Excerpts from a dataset
*****

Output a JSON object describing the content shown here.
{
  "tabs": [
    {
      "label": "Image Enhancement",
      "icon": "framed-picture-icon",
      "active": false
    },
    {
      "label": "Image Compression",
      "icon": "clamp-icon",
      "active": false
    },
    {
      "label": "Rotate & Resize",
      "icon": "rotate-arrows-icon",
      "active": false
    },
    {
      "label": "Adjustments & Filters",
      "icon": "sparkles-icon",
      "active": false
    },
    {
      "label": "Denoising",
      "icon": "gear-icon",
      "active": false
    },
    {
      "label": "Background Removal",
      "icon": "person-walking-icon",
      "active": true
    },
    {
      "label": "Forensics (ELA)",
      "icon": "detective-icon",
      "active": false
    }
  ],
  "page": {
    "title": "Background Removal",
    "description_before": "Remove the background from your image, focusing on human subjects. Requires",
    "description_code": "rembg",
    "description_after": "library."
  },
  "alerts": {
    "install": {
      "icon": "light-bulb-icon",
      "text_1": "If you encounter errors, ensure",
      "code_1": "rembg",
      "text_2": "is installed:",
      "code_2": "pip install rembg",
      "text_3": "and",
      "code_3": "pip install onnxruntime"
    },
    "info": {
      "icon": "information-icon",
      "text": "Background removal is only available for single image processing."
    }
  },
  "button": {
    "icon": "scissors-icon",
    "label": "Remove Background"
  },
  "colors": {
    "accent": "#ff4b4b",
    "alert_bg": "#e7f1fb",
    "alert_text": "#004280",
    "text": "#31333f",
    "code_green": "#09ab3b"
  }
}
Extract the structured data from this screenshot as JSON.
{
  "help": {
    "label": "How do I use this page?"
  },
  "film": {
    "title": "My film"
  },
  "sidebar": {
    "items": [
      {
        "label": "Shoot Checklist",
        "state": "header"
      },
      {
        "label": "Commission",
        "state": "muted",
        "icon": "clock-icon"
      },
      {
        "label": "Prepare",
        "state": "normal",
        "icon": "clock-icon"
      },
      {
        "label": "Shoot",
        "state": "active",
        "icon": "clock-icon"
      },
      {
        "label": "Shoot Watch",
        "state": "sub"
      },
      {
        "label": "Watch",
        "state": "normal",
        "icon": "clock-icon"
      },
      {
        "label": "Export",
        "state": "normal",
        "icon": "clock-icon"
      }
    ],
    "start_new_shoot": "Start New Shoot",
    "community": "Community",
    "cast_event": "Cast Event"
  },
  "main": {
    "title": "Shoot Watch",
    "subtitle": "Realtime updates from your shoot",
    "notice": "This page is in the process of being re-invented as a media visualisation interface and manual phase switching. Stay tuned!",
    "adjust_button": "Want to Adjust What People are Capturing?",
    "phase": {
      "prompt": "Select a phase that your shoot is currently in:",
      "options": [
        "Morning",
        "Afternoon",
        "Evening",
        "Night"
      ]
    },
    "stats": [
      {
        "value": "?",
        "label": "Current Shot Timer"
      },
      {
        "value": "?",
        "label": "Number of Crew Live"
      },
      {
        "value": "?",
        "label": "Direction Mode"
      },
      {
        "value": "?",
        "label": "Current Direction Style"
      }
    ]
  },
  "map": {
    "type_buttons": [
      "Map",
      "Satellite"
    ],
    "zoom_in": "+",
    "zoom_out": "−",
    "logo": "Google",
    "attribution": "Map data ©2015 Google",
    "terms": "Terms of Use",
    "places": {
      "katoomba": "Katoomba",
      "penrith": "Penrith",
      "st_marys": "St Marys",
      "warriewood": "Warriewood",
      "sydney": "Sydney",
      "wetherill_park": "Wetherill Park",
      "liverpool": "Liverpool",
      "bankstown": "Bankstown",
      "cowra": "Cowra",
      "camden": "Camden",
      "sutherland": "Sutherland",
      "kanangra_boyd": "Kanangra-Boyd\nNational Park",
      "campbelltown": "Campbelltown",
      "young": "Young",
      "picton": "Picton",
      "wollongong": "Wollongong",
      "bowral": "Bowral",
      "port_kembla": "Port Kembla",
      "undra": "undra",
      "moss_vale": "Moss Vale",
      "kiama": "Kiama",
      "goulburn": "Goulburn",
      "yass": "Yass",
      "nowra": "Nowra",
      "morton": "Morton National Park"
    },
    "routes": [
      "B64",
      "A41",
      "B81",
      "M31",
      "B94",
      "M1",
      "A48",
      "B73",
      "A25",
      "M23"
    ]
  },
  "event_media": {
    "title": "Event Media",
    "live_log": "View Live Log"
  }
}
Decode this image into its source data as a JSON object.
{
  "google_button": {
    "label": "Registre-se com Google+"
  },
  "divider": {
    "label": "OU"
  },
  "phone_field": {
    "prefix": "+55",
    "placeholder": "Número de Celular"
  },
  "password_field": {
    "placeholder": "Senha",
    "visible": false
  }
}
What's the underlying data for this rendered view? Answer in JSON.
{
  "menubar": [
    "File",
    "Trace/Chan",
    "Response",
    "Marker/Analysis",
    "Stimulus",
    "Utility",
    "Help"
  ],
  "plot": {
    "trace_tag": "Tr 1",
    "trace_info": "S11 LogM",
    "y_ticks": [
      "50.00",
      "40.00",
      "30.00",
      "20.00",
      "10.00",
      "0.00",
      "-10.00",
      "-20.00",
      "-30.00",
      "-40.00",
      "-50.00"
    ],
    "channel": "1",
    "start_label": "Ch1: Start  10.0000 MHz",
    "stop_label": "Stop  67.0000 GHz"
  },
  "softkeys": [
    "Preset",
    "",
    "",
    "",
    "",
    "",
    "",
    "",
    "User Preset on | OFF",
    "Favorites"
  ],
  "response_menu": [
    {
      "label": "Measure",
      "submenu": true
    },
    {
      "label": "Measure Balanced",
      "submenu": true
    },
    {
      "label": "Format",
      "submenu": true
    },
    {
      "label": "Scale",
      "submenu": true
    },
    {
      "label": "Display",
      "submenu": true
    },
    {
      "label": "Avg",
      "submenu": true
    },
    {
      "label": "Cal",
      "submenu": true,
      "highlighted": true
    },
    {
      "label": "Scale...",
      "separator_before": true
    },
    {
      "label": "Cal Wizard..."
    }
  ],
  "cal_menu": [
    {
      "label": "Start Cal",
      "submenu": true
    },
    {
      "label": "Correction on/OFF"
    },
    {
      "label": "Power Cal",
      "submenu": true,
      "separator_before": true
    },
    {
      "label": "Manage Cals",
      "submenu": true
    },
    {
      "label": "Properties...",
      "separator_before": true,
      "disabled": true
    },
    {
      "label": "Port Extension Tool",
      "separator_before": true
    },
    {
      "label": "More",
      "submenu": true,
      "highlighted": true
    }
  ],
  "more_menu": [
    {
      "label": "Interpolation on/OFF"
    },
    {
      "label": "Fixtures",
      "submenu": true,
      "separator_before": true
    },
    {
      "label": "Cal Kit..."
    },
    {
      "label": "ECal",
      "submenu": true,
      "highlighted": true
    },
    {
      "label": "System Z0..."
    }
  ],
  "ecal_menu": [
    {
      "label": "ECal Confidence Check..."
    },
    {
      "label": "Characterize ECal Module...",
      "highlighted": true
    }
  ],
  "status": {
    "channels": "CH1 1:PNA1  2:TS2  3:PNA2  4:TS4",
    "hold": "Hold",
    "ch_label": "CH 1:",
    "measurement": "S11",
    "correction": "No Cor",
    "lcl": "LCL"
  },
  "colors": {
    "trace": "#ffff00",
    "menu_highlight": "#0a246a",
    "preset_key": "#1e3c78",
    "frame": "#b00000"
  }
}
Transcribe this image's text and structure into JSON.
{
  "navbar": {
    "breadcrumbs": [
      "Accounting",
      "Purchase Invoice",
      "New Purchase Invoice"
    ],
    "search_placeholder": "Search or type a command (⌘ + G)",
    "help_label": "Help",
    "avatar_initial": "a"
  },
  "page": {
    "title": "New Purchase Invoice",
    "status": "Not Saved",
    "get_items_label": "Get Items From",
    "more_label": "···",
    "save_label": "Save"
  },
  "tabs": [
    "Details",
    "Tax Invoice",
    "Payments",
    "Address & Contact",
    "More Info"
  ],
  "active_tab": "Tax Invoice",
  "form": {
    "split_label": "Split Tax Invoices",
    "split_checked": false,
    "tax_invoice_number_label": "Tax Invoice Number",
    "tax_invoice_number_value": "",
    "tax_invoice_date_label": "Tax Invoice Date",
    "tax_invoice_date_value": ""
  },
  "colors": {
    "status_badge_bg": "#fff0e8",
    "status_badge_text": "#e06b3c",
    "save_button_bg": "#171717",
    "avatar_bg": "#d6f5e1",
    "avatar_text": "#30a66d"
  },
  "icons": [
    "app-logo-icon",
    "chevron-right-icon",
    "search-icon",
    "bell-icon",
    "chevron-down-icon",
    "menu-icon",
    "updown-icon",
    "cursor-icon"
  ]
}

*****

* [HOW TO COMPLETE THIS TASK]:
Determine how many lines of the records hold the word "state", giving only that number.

* [ANSWER SECTION]:
7